Confirm the date and time and most importantly the respective time zones. Many Hosts have been inadvertently stood up for lack of clarifying the time zones involved.
When scheduling your interview and getting to know the Host/Producer and the show, ask if they would like you to offer their audience one or more free copies of your Christian book. Then learn how they want to offer and fulfill the giveaway. Does the Host/Producer want to have a physical copy of the book they will mail to the recipient, or do they want you to send the book? Do they prefer an electronic version be emailed to the recipient? Who will be allowed to have the recipient’s contact information? Getting recipients’ contact detail is a great way to build your database/subscriber list. Stating limitations might be prudent such as not available to ship outside the continental U.S. or suitable for children up to age eight, etc.
It’s always a good idea to make product available through a website with a unique promo code. This allows you to track where the buyers learned of your book. For example, if you are interviewed on a show called “Somewhere in Paradise” you can create a promo code within your web store and ask the audience to use PARADISE upon check out to get a 15% discount.
Giveaways and contests are subject to the terms of the FCC. While compliance technically falls on the Host/Producer it’s a good idea for you to be familiar with the requirements when discussing any giveaways and promotions.
Also, offer to use your social media to promote the interview and provide links to the program once it’s available online. Certainly, the Host/Producer will promote on their platforms, but you doing so as well benefits you both. Make sure to get their social media addresses so you can tag them allowing them to see you are actually promoting the show.
Ask if you will be provided a CD/DVD or other recording. Some will give you a copy or link you can use freely. Others will want to give you a limited license, and some may want to charge you for each copy, which you can then sell as additional product for a profit. Verify any use license details that may be required from you for the Host or from the Host for you to use the show content.
Confirm all details for each element of your interview and participation.
- Follow Up with a Thank You Note and More

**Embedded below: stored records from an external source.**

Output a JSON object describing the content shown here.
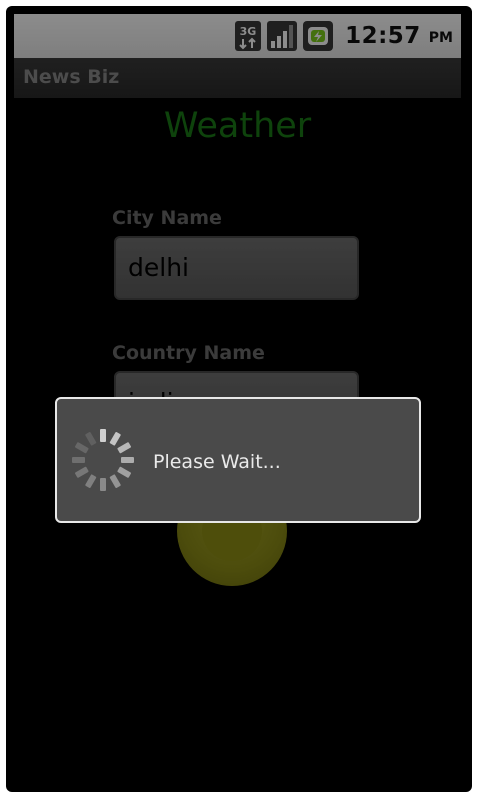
{
  "status_bar": {
    "network_label": "3G",
    "time": "12:57",
    "ampm": "PM",
    "icons": [
      "3g-data-icon",
      "signal-strength-icon",
      "battery-charging-icon"
    ]
  },
  "app": {
    "title": "News Biz"
  },
  "main": {
    "heading": "Weather",
    "city_label": "City Name",
    "city_value": "delhi",
    "country_label": "Country Name",
    "country_value": "india"
  },
  "dialog": {
    "message": "Please Wait..."
  },
  "colors": {
    "heading": "#1a7a16",
    "status_bar": "#f2f2f2",
    "title_bar": "#333333",
    "dialog_bg": "#4a4a4a",
    "submit_button": "#9a9a1e"
  }
}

Expressing your appreciation with a hand written note in these days of electronic communications will go a long way to make you memorable to the Producer and Host. Letting them know you can recommend other authors or potential guests is also a great way to keep in good standing. Establishing relationship allows you to contact them when a current event or newsworthy matter consistent with your topic arises. You can let them know you’re available to address it. Establishing relationship with the Host and Producer and demonstrating your ability to add value will help you get invited back, especially when your next Christian book or product is available.
About the Author
Pamela Christian is an author and Host of traditional radio in two major markets and an international podcast and internet television Host/Producer. Faith to Live By is the name of her multi-award-winning book series and her popular podcast. Pam is available to coach Hosts and guests as well as authors specific to book production and marketing. Learn more at www.PamelaChristianMinistries.com